**The problem**
Lines below that include "Periode" are the answer; copy each one.

**Material for this task**
****************************************
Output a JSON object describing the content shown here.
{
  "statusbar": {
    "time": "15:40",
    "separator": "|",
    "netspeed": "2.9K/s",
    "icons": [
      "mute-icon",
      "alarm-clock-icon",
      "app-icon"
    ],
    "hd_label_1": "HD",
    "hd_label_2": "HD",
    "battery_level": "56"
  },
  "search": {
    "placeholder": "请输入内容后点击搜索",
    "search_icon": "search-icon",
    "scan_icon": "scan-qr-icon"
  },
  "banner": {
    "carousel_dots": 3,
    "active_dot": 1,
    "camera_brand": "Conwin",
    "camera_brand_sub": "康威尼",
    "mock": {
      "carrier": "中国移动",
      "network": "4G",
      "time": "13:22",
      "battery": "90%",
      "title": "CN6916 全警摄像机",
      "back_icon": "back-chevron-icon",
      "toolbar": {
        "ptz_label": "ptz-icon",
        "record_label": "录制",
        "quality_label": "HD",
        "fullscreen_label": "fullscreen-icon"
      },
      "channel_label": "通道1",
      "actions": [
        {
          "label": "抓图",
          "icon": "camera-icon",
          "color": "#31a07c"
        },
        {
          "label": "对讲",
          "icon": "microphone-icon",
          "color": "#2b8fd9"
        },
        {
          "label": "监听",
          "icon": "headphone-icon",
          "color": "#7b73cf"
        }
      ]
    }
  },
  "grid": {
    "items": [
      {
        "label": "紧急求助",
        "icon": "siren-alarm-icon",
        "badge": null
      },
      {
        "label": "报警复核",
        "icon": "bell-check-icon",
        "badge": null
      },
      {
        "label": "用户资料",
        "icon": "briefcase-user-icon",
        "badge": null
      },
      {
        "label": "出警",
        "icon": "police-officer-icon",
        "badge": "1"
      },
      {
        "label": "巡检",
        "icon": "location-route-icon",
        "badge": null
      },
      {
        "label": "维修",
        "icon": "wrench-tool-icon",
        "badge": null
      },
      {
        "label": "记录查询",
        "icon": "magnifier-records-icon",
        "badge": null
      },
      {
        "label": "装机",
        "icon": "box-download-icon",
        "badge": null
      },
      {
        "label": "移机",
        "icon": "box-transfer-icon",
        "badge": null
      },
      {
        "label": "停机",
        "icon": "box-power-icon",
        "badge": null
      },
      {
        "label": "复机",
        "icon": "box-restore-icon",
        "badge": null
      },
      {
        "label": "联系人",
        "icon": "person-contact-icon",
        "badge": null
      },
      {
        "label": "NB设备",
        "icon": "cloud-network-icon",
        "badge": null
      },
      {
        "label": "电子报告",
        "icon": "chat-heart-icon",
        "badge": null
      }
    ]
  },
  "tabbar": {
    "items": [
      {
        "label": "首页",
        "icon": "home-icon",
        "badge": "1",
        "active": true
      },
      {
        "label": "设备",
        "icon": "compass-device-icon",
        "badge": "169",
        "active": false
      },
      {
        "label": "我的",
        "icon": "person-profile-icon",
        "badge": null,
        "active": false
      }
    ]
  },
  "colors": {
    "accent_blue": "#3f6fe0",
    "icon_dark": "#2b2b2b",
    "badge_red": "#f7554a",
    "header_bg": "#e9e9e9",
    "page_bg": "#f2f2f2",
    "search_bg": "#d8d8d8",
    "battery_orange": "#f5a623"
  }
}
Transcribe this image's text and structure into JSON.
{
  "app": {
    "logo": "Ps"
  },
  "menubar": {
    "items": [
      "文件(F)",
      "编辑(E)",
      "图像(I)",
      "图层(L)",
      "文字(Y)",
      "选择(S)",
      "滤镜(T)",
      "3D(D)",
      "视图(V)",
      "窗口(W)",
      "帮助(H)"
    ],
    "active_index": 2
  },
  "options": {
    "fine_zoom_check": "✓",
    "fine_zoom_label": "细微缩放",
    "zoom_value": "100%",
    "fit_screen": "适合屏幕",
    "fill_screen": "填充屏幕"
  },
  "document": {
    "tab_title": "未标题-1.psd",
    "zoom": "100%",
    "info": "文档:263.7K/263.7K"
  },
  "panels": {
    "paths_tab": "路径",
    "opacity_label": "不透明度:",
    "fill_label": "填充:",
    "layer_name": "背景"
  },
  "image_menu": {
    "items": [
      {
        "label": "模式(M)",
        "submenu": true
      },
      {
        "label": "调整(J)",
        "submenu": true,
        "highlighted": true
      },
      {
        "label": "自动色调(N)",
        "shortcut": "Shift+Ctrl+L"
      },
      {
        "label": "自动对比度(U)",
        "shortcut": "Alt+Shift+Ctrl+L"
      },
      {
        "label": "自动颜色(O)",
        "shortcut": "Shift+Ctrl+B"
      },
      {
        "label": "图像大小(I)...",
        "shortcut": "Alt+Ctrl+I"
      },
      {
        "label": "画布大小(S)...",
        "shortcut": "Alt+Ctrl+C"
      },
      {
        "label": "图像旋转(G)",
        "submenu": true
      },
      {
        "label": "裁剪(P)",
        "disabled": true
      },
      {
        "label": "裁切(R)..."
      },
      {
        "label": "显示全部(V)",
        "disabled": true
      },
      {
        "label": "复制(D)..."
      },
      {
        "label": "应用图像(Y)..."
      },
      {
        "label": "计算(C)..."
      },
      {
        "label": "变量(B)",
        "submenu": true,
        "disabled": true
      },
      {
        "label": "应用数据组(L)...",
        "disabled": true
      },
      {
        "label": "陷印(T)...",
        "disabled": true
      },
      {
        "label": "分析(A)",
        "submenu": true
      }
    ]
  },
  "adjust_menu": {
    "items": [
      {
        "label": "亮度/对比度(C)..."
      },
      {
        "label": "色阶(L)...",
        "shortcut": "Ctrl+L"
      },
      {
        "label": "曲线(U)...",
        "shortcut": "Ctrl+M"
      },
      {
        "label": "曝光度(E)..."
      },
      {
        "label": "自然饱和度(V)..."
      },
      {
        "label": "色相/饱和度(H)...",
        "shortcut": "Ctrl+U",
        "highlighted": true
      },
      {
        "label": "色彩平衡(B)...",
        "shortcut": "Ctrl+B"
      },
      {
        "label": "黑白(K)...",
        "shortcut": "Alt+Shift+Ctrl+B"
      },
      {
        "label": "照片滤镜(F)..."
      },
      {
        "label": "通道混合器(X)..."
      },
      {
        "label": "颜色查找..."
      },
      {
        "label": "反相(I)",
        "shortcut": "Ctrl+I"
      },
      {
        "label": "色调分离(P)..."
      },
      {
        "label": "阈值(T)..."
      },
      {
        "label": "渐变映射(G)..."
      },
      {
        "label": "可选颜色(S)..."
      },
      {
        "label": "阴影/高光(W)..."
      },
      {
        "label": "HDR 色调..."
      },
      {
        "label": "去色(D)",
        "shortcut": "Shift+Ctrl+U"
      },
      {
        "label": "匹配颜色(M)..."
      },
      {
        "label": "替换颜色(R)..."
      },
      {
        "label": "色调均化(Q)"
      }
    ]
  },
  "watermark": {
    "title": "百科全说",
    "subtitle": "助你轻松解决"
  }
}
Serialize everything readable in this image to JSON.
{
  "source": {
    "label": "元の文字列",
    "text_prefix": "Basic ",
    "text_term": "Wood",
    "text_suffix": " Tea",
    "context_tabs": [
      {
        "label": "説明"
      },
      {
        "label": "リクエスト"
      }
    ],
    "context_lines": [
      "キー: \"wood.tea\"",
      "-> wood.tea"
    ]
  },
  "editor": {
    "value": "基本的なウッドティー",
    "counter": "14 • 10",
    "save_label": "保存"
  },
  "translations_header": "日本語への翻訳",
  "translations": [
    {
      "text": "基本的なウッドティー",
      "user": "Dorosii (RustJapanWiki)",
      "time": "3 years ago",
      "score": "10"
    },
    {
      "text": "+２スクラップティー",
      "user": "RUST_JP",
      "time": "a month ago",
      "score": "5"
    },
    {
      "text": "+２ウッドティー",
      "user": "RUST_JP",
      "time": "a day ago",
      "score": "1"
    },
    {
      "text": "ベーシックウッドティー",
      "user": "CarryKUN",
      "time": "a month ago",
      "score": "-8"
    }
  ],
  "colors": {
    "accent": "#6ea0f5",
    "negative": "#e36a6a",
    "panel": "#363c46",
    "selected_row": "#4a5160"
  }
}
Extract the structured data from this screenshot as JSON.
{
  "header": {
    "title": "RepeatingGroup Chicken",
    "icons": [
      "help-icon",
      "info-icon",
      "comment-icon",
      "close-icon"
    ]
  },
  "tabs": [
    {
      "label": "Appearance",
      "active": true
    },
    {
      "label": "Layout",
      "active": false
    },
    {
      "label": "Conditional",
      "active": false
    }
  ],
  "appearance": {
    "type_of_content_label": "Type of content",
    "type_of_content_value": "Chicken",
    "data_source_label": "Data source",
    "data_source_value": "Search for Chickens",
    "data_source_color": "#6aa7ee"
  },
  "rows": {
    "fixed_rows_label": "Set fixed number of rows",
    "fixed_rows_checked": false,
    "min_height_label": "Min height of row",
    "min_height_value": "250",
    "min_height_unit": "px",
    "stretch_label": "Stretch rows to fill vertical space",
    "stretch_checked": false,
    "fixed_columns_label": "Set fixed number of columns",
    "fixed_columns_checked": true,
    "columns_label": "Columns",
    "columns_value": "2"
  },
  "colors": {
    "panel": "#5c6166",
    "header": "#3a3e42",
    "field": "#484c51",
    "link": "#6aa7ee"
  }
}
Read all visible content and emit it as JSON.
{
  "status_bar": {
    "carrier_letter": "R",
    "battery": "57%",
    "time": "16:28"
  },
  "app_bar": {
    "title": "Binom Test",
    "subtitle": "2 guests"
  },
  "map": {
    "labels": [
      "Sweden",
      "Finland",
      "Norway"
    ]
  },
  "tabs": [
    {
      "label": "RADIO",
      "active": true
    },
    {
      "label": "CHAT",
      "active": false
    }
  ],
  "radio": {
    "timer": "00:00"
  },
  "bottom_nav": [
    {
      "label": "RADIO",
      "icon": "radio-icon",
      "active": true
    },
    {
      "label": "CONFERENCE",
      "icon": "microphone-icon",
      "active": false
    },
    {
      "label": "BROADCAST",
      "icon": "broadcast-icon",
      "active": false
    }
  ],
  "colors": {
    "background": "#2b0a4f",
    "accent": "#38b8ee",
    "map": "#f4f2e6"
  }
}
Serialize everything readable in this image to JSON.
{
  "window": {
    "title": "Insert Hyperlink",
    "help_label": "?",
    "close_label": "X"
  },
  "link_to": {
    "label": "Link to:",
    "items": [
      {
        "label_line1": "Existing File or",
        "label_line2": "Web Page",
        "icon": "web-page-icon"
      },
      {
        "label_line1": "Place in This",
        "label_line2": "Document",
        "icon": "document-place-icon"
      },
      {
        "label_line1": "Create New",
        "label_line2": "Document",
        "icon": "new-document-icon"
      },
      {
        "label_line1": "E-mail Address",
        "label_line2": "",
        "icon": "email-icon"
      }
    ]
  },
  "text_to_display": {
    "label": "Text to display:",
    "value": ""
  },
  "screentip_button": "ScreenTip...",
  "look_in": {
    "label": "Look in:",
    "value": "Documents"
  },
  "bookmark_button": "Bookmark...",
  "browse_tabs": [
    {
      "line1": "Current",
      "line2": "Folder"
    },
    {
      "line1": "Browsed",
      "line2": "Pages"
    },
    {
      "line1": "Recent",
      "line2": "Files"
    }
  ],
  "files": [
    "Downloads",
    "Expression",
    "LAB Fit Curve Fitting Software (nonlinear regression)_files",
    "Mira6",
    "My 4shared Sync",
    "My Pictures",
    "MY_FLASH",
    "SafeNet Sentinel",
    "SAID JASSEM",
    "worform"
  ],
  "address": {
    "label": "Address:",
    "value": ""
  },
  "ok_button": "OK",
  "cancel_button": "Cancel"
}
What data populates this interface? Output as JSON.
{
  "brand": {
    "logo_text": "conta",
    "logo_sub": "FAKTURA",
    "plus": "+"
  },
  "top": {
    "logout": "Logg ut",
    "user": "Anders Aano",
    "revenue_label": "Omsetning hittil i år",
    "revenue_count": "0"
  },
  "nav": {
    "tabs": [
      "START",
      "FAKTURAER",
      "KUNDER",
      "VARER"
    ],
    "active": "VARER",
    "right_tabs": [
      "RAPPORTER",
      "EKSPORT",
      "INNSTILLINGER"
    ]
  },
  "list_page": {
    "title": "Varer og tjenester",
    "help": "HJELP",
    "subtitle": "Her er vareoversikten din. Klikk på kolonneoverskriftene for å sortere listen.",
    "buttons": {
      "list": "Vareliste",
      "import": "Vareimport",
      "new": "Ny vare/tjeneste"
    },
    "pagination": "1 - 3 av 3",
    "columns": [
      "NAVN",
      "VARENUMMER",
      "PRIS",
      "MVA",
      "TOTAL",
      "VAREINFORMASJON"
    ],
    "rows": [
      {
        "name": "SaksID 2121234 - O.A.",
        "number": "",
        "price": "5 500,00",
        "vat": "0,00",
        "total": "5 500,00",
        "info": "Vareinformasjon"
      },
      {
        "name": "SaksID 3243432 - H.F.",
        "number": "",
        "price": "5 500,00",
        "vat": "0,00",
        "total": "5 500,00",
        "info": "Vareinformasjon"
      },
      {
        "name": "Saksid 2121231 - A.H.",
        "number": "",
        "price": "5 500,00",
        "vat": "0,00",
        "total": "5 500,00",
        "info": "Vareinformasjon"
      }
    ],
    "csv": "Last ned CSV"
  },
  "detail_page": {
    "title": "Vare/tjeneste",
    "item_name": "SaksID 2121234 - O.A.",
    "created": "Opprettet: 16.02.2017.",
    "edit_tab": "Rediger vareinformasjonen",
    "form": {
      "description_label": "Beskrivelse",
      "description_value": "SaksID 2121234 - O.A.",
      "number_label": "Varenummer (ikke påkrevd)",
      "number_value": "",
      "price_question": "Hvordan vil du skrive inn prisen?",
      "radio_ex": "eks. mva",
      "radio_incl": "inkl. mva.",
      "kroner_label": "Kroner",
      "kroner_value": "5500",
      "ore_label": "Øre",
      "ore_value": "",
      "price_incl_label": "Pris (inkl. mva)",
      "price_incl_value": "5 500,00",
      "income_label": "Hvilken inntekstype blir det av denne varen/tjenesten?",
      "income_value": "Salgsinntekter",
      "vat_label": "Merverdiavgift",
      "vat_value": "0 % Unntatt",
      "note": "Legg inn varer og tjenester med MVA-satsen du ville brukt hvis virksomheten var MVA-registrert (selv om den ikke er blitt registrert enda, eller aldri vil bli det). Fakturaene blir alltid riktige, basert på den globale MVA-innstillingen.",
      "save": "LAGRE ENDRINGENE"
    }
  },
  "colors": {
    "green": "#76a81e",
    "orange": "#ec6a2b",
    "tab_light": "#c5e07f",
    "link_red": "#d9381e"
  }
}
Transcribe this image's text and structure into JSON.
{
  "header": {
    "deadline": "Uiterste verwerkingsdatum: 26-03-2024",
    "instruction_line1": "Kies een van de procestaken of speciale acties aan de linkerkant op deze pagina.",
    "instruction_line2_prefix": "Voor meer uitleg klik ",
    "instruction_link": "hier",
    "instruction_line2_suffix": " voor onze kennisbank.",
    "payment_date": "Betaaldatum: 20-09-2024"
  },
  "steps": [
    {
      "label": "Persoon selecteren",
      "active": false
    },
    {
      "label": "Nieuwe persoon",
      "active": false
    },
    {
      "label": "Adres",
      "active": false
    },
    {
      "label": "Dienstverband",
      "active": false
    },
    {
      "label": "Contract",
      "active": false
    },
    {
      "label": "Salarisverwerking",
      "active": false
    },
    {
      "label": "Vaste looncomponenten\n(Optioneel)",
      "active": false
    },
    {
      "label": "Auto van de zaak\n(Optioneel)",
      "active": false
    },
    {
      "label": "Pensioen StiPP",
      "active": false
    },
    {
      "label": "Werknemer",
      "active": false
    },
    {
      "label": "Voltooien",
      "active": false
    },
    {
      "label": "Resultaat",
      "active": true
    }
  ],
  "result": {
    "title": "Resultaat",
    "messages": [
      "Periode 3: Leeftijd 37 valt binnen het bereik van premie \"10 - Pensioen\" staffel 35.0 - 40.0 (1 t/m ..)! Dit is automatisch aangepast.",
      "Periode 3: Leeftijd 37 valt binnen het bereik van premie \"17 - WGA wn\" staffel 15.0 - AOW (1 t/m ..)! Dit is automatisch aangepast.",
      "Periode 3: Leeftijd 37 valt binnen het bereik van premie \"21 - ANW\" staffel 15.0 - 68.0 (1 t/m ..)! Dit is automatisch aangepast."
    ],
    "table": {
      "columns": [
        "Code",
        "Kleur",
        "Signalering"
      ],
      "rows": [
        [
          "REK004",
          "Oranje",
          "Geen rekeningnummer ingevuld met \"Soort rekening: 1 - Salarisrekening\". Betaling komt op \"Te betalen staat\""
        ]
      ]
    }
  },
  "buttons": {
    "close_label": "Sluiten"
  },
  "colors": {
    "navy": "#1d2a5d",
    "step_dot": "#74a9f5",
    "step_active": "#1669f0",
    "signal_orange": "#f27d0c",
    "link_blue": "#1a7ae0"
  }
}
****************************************
**Your solution**
      "Periode 3: Leeftijd 37 valt binnen het bereik van premie \"10 - Pensioen\" staffel 35.0 - 40.0 (1 t/m ..)! Dit is automatisch aangepast.",
      "Periode 3: Leeftijd 37 valt binnen het bereik van premie \"17 - WGA wn\" staffel 15.0 - AOW (1 t/m ..)! Dit is automatisch aangepast.",
      "Periode 3: Leeftijd 37 valt binnen het bereik van premie \"21 - ANW\" staffel 15.0 - 68.0 (1 t/m ..)! Dit is automatisch aangepast."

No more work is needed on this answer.